Netheril, Empire of Magic.jpg
GenreRole-playing games
Publication date

Netheril: Empire of Magic is an accessory for the 2nd edition of the Advanced Dungeons & Dragons fantasy role-playing game, published in 1996.


This boxed set describes long-lost Netheril, a kingdom formed by the union of seven fishing villages against marauding orc bands approximately 5,000 years ago (–3859 DR). With elven tutelage and the mysterious Nether Scrolls, Netheril quickly became near unrivalled in the use of magic – creating huge floating cities (enclaves), exploring Realmspace and at the fall stealing the power of the gods themselves.[1]

This expansion to the Forgotten Realms enables campaigns to be staged in the kingdom. Player characters can reach Netheril either via time travel from the present day, or characters can be created during the Netherese period.[1]

Publication history[edit]


David Comford reviewed Netheril: Empire of Magic for Arcane magazine, rating it an 8 out of 10 overall.[1] Regarding characters traveling back in time to Netheril or creating characters from that time period, he felt that "either choice has excellent adventure possibilities".[1] He commented that "The complexities of time travel and the ramifications of changing past events to effect the future has been clearly thought out, and is neatly side-stepped by only allowing travel to and from Netheril in one fashion. Spells from the Chronomancer supplement cannot access this area of time, the only means to travel is through the Time Conduit Spell created by Mystra, which only allows players to be in the past for one year. In addition anything the characters hold which is not available in the past simply vanishes to be returned when they journey home - equipment, memorised spells and most importantly spell use for priests. The pantheon of Netheril holds only ten deities, creating a major problem for the faithful who find their god absent. Likewise items from the past cannot be brought back to the present. Knowledge, however, can come home, and with 41st level arcanists wandering the land this could prove to be very precious."[1] Comford added: "The opportunity to create Netherese characters has been well structured too, with revised details on classes (none of the optional character kits from the complete books are accessible, among other changes), religion and equipment to reflect the differences in periods."[1] He continued: "The most drastic change, though, is to spellcasting. Spellcasters are arcanists and do not memorise spells - they merely pluck them out of the weave. On reaching 20th level he/she can progress to learn 10th, 11th and 12th level spells. Perhaps the greatest change, though, is that there are no damage limits for spells."[1] Comford concluded his review by saying "An Encyclopaedia Arcana supplement is included giving information on major magical items and spells. Everything needed to play in Netheril can be found within this box-set including two lavishly-drawn maps depicting Netheril both at its height and fall. Netheril is a great campaign expansion. Okay, so players might be put off a little at not being able to bring any mementos back from their travels, but with a little thought the adventure possibilities present can overcome this. If you're after new campaign ideas then this is highly recommended."[1]
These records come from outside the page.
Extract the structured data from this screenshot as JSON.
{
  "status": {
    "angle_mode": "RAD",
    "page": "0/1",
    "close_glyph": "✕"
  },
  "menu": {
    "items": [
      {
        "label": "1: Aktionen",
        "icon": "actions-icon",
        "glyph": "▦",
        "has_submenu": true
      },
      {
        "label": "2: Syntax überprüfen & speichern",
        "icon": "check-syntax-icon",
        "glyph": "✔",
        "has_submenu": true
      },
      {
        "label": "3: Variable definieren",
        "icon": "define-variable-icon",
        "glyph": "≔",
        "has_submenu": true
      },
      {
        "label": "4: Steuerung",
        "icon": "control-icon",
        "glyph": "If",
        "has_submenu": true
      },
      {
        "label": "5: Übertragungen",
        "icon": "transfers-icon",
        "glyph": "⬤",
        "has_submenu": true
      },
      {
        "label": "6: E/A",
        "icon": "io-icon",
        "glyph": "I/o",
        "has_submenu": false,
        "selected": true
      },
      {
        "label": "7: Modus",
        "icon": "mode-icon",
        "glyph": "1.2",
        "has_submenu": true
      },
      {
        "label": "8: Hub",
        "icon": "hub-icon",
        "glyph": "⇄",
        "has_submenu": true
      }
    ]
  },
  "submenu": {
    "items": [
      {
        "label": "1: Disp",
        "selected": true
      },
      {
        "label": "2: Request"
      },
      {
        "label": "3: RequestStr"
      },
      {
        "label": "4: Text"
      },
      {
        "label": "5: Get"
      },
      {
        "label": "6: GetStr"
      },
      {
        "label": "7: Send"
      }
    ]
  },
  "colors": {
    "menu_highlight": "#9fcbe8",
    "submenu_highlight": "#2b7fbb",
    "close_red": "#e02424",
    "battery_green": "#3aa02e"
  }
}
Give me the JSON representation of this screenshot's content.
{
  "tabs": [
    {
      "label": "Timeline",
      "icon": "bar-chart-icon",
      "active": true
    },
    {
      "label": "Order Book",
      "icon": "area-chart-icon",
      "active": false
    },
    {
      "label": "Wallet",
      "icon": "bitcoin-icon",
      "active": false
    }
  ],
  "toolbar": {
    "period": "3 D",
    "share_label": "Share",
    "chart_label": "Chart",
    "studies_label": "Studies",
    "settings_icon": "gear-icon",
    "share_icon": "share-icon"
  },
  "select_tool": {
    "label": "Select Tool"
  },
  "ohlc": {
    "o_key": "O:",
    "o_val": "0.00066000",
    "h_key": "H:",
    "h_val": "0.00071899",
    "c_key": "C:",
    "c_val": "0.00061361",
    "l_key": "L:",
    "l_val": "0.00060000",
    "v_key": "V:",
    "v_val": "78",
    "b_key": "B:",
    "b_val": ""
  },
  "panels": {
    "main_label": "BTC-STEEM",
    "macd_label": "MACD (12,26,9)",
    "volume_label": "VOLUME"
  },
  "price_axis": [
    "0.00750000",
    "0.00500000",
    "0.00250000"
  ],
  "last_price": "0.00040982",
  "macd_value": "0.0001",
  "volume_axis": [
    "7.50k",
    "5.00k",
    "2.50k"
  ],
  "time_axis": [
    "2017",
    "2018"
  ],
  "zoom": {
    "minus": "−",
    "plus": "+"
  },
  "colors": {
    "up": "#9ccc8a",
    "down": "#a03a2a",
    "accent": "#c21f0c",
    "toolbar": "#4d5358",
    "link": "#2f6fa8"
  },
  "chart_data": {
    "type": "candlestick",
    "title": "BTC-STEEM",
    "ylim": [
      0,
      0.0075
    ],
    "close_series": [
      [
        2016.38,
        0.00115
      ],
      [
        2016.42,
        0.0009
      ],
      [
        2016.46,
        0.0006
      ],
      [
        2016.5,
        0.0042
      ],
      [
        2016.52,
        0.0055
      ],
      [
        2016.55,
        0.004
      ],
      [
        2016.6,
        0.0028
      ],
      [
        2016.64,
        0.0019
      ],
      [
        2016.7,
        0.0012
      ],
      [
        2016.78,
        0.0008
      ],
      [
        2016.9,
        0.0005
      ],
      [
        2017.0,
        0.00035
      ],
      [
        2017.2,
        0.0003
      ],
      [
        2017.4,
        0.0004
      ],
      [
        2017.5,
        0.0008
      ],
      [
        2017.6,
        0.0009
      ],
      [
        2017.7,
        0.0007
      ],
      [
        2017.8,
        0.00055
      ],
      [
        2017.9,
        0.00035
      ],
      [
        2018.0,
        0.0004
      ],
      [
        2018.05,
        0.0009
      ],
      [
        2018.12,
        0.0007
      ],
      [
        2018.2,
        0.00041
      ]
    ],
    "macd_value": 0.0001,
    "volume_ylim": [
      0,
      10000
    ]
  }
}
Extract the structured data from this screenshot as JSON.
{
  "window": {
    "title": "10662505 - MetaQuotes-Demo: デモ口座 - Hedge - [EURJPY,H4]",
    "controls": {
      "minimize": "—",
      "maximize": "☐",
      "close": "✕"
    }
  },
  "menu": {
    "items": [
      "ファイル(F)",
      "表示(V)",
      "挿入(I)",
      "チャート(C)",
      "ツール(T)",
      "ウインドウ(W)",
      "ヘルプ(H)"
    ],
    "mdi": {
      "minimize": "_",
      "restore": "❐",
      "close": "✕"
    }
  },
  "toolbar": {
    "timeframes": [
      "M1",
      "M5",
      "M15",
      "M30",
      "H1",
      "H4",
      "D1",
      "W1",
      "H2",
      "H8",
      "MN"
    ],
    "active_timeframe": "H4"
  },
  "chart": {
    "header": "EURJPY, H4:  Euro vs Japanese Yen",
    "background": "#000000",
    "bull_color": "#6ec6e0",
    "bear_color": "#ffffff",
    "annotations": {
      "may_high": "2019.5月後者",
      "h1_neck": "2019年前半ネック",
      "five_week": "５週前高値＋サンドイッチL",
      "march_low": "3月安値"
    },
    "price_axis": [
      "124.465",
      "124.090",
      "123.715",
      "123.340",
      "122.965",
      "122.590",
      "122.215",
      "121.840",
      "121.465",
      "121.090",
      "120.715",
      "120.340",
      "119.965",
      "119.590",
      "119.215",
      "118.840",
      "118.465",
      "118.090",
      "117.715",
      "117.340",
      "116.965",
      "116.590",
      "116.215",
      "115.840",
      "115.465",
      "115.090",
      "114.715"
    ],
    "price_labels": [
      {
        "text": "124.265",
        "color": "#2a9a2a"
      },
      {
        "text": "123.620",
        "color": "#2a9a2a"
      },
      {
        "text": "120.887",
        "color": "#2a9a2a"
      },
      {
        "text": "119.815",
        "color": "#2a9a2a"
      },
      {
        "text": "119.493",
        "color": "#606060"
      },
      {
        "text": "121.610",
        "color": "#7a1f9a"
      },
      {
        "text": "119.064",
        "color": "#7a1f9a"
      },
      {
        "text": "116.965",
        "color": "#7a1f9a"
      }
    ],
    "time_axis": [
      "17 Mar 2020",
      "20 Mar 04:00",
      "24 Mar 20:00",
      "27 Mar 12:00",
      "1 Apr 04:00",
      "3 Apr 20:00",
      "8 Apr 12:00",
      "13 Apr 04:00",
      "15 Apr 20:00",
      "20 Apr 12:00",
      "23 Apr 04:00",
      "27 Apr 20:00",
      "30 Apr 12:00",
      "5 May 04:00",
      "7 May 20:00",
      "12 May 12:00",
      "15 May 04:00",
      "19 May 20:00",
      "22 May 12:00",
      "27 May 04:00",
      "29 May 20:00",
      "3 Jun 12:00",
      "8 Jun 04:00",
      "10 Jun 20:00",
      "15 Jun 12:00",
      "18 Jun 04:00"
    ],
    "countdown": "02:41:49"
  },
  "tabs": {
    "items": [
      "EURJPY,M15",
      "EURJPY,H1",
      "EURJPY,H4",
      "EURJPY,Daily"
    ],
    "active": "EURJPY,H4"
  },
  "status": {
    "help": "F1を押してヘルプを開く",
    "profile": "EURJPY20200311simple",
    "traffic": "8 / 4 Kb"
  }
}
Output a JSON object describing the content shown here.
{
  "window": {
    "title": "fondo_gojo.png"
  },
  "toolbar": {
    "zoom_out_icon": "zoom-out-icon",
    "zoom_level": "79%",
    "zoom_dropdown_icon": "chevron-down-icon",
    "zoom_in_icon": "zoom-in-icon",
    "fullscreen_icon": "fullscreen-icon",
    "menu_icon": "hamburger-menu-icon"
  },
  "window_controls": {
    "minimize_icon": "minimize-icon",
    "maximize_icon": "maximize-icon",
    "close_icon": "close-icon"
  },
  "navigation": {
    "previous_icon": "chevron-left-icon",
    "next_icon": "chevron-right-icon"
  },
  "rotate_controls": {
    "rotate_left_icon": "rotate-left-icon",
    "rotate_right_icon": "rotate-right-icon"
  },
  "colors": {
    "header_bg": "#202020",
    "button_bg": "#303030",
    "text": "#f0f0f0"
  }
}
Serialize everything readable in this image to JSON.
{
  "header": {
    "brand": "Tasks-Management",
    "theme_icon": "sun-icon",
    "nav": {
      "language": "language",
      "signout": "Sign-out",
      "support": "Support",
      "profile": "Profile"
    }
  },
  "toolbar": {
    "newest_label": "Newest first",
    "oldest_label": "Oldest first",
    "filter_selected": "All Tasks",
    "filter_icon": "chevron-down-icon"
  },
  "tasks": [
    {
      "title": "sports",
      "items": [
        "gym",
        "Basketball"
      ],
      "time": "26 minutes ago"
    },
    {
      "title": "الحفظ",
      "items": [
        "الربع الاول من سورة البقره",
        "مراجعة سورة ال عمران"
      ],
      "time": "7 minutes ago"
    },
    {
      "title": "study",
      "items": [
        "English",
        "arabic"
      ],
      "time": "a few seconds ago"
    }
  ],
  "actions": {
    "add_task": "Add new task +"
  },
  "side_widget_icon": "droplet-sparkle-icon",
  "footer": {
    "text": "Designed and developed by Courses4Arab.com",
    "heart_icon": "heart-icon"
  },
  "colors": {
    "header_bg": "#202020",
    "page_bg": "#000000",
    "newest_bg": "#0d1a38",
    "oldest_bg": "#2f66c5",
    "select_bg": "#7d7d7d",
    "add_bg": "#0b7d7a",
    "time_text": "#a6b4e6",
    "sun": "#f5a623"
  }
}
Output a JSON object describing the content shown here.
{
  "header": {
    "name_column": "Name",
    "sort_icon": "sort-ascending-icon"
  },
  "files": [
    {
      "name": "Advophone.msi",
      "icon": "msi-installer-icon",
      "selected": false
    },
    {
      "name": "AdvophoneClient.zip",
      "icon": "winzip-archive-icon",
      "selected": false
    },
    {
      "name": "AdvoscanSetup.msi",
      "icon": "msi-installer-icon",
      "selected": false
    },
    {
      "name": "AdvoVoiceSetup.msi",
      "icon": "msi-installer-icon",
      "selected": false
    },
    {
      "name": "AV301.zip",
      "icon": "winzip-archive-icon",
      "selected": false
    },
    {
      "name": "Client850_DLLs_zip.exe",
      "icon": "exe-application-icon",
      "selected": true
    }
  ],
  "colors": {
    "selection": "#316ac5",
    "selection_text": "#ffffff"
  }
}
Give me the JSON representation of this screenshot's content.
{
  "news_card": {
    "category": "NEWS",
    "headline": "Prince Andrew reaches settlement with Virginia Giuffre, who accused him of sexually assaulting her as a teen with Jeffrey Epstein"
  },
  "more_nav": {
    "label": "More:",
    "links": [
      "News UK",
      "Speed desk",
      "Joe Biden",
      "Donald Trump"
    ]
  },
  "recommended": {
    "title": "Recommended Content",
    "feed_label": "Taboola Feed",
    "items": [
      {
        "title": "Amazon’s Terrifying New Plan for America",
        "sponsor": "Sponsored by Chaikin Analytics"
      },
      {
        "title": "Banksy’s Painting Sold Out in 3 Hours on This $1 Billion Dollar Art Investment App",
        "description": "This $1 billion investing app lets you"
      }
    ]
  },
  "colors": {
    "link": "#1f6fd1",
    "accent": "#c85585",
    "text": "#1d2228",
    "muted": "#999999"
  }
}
  1. ^ a b c d e f g h Comford, David (January 1997). "Games Reviews". Arcane. Future Publishing (15): 76.